The two biggest challenges people face in retirement are inflation and stock market declines. When it comes to fighting inflation, stocks will typically do better than bonds and fixed-income investments. However, when it comes to safety and certainty, the reverse is true. Regardless, when saving for retirement, there is no one-size-fits-all plan. There are many factors, including your tolerance for risk. So, it is always best to speak with a financial expert.
All that said, the best case scenario is to start saving for your retirement the moment that you start working. Nevertheless, retirement planning is a dynamic process and will change as you get older. As an example, a good generic retirement strategy is to take 100 minus your age. You then use that number as the percentage to place in stocks, and the balance in bonds. This will mean that a person who is 25 will invest 75 percent of their retirement savings in stocks and 25 percent in bonds. When that same person is 75 years old, they will have generally the reverse asset allocation. No more than annually, review your assets and make adjustments accordingly, selling off well-performing stocks that are severely throwing the investment mix out of line.
Still, one may want to consider longer life expectancies. A middle-class person retiring today has a better than 40 percent chance of living to 95 years old. Taking this into consideration, some financial experts have started to recommend a calculation using 110 or 120 minus your age. Because there is a good chance that you are going to live longer, you will need the extra growth that only stocks can produce. In this scenario, the 25-year-old person will invest 95 percent of their retirement savings in stocks, and the 75-year-old will have 50 percent.

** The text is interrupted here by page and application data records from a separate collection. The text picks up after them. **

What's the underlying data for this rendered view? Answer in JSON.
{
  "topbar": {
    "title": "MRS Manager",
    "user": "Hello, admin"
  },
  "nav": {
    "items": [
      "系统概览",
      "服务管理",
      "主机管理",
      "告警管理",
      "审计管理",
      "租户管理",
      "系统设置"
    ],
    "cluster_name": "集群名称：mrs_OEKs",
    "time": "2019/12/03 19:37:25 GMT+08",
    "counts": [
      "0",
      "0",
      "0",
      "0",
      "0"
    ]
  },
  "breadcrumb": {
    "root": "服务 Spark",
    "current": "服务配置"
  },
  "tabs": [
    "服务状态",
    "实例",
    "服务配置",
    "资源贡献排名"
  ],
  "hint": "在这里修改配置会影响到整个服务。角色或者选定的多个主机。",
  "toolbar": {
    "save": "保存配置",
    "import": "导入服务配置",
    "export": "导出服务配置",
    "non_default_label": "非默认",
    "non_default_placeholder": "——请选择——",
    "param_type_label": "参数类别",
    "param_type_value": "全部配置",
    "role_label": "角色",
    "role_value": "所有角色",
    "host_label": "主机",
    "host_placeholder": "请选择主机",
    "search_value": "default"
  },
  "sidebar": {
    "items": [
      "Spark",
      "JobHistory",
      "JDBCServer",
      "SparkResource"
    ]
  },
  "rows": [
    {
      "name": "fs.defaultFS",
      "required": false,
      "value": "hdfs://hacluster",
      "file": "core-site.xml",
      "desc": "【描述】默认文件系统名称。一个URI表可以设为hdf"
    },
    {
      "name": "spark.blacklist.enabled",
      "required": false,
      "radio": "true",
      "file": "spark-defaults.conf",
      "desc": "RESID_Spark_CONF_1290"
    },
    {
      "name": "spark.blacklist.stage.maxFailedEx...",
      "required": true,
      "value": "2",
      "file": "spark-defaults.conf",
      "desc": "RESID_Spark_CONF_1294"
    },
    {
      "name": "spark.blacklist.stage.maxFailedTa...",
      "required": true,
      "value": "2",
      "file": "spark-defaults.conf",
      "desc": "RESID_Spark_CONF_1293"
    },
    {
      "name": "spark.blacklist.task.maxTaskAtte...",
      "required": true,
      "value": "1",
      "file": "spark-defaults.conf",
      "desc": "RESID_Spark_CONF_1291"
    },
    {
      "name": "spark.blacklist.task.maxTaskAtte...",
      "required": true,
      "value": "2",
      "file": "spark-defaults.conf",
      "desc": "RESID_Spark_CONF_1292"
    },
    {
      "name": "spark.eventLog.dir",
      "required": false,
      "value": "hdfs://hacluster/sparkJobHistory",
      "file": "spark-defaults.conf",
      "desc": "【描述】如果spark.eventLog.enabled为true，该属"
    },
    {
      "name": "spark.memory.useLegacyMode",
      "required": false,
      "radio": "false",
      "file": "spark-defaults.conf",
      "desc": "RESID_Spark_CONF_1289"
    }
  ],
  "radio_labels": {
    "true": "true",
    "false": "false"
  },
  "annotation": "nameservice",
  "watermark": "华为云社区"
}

Do you still have questions? What haven’t we covered yet that is important to you? If you would like to talk about the best asset allocation for your retirement, or a related topic, please contact us.